* [Problem description]
From the listing below, return every line with the string "JSON" in it.
____
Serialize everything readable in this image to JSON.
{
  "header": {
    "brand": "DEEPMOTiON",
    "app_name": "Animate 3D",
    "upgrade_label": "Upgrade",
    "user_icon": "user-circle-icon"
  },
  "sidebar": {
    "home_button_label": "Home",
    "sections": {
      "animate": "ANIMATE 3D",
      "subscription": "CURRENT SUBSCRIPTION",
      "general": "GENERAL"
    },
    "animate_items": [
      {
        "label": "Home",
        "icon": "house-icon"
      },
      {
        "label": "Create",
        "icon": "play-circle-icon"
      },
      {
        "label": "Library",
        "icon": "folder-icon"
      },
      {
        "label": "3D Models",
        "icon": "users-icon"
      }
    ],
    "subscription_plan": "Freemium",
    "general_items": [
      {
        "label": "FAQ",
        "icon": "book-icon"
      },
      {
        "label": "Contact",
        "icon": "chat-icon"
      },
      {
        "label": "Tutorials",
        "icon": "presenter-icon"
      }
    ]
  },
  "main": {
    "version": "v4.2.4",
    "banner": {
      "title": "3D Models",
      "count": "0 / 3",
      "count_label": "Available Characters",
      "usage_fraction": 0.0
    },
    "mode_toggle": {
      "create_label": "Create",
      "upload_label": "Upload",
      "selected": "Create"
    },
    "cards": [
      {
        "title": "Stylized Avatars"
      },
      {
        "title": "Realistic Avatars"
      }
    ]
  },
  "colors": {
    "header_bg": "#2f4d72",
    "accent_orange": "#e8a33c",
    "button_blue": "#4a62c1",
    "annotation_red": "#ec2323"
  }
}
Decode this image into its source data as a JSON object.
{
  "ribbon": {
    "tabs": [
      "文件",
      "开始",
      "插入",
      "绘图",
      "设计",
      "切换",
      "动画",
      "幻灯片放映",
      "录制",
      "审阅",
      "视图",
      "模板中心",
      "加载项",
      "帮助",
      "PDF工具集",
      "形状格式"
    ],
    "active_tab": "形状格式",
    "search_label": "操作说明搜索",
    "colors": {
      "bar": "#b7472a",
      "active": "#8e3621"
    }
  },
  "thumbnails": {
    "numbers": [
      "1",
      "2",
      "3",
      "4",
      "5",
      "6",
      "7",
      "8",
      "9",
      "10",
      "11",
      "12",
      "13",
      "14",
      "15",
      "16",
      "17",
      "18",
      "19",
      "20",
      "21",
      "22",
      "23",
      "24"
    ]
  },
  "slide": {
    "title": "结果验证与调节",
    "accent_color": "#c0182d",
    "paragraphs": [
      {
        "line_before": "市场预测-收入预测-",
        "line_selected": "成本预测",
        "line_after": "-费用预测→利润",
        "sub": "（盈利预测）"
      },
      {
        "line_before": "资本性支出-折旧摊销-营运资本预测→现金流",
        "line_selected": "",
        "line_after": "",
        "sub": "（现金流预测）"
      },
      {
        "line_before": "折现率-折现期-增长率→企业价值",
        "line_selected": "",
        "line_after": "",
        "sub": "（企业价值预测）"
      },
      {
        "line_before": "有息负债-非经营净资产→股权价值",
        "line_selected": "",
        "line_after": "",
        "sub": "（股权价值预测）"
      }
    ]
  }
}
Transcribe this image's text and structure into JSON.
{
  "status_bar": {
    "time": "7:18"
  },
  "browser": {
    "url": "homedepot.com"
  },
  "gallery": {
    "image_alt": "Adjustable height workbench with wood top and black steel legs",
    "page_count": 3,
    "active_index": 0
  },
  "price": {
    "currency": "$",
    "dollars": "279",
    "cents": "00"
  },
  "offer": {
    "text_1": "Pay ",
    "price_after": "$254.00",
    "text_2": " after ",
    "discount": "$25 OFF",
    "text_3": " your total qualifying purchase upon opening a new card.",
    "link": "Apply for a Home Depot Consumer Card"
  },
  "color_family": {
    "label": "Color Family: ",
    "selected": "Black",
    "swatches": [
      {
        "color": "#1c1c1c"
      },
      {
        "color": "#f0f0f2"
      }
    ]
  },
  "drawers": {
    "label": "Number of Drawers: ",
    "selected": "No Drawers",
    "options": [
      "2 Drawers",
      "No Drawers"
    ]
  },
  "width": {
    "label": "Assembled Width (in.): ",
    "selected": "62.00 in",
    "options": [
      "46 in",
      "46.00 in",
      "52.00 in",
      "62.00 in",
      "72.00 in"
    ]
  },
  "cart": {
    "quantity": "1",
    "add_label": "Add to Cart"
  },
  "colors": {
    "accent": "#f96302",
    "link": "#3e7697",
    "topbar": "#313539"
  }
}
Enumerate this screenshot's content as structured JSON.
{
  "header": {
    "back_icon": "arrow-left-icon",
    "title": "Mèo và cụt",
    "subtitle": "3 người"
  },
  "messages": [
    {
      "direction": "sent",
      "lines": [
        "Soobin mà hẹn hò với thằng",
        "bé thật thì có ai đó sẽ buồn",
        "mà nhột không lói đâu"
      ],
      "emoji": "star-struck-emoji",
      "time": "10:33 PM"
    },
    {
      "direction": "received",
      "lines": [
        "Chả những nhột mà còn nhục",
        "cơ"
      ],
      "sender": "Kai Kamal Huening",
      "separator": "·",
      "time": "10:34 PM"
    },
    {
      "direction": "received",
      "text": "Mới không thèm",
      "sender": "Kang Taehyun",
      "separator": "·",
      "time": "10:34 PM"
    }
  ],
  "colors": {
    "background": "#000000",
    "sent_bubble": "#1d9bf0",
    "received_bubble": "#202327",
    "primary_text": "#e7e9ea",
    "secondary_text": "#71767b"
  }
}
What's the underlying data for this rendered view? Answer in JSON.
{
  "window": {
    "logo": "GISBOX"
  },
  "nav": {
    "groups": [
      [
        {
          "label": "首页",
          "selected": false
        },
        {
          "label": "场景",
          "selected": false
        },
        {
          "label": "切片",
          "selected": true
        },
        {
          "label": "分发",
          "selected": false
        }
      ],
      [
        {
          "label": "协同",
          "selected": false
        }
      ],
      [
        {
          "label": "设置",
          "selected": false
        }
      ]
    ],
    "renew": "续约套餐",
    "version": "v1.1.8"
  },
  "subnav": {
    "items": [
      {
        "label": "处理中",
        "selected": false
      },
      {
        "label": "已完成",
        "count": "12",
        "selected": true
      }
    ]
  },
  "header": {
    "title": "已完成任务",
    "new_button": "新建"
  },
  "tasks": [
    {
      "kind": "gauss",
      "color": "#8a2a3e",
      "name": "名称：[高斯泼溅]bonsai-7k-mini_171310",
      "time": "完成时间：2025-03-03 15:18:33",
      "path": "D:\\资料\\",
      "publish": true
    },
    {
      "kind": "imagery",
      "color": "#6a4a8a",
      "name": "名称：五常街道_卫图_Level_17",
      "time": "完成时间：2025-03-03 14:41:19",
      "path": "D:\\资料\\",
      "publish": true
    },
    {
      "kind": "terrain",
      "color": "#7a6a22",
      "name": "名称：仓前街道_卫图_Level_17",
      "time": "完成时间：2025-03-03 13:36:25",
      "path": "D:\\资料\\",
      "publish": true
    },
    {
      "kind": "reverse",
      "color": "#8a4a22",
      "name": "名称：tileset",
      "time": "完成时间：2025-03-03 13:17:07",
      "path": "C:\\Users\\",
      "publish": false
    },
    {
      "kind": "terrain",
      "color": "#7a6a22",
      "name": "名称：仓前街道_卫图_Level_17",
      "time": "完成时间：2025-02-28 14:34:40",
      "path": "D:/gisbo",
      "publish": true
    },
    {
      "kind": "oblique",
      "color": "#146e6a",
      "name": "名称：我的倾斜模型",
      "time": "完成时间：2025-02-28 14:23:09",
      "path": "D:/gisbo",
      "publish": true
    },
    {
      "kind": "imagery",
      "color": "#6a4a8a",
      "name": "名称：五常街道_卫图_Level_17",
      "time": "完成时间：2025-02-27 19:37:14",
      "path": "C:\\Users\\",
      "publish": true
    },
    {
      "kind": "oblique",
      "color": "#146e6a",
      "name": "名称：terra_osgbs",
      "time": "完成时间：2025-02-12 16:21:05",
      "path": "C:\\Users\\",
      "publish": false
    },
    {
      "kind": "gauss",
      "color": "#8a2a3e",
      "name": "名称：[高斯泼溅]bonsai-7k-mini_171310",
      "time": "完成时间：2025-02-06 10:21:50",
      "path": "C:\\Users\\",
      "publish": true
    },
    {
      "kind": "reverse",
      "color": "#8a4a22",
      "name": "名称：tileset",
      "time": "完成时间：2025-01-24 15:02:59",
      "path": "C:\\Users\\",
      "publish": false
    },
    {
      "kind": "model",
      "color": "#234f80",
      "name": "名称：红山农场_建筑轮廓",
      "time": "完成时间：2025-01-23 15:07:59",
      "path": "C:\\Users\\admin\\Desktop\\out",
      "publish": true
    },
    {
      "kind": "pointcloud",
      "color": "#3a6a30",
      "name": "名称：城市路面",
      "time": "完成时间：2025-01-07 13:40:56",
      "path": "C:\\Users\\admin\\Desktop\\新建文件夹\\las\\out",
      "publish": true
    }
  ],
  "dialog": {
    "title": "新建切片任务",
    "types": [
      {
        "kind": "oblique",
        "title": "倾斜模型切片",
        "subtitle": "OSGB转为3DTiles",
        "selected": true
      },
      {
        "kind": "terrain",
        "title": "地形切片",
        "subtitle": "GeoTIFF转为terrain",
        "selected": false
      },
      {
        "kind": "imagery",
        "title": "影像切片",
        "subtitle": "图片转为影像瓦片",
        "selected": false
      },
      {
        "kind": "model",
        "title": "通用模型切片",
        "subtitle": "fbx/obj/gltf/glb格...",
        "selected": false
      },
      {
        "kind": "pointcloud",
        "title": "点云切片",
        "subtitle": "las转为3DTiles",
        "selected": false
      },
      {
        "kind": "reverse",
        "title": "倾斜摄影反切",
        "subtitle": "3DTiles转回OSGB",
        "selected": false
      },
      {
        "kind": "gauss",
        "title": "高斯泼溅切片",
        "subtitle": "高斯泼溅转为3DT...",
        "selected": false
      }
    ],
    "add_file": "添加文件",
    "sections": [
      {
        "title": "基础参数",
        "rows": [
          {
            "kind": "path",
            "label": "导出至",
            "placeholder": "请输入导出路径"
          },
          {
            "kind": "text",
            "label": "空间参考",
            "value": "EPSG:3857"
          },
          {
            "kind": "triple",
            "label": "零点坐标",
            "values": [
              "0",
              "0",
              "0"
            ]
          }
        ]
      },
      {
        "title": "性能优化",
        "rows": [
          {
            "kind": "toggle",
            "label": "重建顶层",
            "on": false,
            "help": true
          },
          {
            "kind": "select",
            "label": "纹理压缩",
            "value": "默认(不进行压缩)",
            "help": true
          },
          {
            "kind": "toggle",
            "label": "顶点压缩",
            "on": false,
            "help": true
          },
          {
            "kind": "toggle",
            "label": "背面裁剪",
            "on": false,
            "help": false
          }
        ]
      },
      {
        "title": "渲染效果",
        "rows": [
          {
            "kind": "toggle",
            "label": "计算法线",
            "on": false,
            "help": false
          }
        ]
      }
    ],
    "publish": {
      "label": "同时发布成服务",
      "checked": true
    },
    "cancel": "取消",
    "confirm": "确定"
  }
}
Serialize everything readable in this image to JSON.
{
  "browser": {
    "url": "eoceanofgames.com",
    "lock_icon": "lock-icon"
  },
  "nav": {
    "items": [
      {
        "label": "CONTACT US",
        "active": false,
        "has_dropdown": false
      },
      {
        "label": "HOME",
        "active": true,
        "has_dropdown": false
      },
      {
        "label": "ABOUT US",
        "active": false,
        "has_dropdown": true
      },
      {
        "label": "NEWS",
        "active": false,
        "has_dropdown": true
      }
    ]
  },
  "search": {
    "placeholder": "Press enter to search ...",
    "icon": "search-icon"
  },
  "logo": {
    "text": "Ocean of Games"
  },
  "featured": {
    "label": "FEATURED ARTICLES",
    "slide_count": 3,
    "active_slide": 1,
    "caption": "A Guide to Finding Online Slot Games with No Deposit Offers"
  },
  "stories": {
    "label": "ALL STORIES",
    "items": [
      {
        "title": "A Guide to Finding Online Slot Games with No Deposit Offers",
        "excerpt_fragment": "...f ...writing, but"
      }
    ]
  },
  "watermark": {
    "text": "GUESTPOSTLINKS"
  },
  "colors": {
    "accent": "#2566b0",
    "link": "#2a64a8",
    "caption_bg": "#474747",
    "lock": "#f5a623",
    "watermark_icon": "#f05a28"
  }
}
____
* [Task answer]
Serialize everything readable in this image to JSON.
Decode this image into its source data as a JSON object.
Transcribe this image's text and structure into JSON.
Enumerate this screenshot's content as structured JSON.
What's the underlying data for this rendered view? Answer in JSON.
Serialize everything readable in this image to JSON.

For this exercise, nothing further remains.